The Sensex, which had gained 137 points in the previous session, closed with a loss of 81.73 points to 20,221.39, after touching the day's high of 20,344.68.
In similar fashion, the broad-based National Stock Exchange index shuttled between 6,120.25 and 6,074.65, before ending with a loss of 23.80 points at 6,082.00.
Trading sentiment remained bearish, as Asian pears turned weak while strong capital inflows kept undertone upbeat and minimised the losses. Investors turned somewhat cautious and kept their interest confined to specific areas, as 12 stocks in 30-BSE index component were higher and other 18 closed with losses.
Stocks of metal, bank and healthcare drove the market downward but a rise in consumer durable, auto and FMCG on expectations of higher revenue from current festival sales, saved the market market from any major fall.
The metal sector index suffered the most by losing 1.21 per cent to 17,000.46 as Tata Steel fell by Rs 16.30 to Rs 605.43 and Hindalco Industries Ltd -- the biggest aluminium producer -- declined by Rs 3.45 to Rs 217.70, paring its 4.4 per cent climb yesterday.
The banking sector index was second worst performer by falling 0.81 per cent to 14,059.42, followed by PSU index by 0.77 per cent to 10,390.88. Healthcare by 0.62 per cent to 6,506.09 and power index by 0.58 per cent to 3,212.93.
Tata Consultancy, the biggest software services provider and a index kitty stock, dropped 0.32 per cent to Rs 1,060.25, reversing a three-day, 11 per cent gain. The heaviest weight stock, Reliance Industries, gained Rs 6.15 to Rs 1,096.50 and auto major Maruti Suzuki Udhyog by Rs 54.20 to Rs 1,562.85.

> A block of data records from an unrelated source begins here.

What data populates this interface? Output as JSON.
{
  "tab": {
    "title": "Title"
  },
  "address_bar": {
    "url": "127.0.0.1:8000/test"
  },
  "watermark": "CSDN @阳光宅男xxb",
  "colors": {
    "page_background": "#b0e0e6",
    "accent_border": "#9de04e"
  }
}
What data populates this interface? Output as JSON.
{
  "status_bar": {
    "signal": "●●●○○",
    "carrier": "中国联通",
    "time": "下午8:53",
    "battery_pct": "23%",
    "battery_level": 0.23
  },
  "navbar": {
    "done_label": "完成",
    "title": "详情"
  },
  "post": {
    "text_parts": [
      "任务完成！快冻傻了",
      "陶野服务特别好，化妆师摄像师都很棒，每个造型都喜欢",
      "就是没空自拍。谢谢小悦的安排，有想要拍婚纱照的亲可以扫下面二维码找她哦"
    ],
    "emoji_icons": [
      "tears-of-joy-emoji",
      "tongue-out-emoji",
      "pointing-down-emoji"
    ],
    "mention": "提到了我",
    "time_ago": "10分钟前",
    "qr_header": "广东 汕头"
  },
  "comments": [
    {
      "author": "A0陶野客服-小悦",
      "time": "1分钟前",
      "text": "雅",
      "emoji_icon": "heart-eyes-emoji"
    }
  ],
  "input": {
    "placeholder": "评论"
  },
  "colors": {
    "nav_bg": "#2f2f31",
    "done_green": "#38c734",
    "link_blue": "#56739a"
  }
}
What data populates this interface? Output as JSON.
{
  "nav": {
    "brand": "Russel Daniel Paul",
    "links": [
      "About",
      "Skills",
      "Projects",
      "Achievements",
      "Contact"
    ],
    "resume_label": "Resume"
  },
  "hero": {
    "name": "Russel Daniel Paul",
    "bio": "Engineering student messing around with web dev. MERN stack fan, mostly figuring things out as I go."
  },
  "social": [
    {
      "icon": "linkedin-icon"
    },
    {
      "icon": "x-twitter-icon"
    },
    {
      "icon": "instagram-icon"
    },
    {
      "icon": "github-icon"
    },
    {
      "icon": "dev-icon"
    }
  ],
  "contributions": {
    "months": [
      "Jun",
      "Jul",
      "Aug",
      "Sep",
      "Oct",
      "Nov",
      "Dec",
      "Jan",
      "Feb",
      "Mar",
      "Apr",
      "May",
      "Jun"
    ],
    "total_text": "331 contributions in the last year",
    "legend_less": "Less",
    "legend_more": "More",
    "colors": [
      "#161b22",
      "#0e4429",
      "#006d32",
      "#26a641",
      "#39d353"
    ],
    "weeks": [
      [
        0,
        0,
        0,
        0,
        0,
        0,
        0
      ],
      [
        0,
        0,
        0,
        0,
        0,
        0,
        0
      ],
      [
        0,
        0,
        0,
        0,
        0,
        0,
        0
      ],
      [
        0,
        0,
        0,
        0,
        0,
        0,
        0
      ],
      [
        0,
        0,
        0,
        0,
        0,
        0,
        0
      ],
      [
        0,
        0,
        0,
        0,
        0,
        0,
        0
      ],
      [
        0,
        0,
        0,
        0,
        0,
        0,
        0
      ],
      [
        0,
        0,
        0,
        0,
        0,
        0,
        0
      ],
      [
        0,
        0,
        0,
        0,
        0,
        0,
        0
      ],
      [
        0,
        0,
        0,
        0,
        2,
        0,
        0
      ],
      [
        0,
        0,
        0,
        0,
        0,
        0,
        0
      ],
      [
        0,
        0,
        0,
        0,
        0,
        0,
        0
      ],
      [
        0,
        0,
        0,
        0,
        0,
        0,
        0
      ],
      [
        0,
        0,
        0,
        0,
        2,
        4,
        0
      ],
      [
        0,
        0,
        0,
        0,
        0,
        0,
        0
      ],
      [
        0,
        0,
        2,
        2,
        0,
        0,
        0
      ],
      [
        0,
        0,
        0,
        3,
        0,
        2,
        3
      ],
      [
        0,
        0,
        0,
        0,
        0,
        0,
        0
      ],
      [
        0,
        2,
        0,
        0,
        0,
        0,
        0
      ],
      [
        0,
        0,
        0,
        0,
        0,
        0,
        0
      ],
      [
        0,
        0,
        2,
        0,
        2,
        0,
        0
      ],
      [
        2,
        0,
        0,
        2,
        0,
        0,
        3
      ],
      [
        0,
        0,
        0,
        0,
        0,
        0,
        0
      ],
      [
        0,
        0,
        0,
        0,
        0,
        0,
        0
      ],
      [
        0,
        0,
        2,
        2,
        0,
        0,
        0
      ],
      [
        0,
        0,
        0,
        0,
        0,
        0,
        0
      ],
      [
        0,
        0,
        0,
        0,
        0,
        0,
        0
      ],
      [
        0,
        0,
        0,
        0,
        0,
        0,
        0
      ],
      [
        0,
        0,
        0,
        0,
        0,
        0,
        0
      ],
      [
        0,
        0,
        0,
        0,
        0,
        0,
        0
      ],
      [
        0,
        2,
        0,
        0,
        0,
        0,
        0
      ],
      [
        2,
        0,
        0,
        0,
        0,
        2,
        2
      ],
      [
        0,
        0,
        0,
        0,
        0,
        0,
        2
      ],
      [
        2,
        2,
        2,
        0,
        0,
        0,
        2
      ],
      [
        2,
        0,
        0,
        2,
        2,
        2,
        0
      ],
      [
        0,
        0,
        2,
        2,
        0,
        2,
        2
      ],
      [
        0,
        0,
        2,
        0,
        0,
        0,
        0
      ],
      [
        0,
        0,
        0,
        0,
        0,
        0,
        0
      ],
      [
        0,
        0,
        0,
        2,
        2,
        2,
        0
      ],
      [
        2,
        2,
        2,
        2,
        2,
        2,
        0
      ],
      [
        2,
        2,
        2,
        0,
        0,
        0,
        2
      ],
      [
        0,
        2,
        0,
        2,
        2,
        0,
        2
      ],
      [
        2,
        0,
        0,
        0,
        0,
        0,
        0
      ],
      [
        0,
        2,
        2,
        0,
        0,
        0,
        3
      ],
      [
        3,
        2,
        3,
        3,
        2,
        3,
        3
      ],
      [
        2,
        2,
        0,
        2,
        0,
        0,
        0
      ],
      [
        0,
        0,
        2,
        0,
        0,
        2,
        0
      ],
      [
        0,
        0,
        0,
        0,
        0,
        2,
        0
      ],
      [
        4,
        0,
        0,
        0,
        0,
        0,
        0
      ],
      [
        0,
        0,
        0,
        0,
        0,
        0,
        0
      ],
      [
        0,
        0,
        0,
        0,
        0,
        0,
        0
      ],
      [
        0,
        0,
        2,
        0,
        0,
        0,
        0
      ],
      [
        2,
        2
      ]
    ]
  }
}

Normally, auto and consumer durable sale picks up during the Diwali festival, considering it an auspicious day in Hindu mythology for buying new products, brokers said.
They said purchases of watches, branded jewellery and other households rises on account of gifts during the festival and supports the FMCG counter to some extent.
Titan Industries, a leading jewellery and watches producer, rose 6.22 per cent to Rs 3,491.35 after saying second-quarter profit rose 65 per cent from a year earlier. The undercurrent of the market was bullish as foreign investors pumped in a record 70 per cent funds into Indian equity markets this year, making the benchmark index the most expensive in Asia and among the world’s leading markets.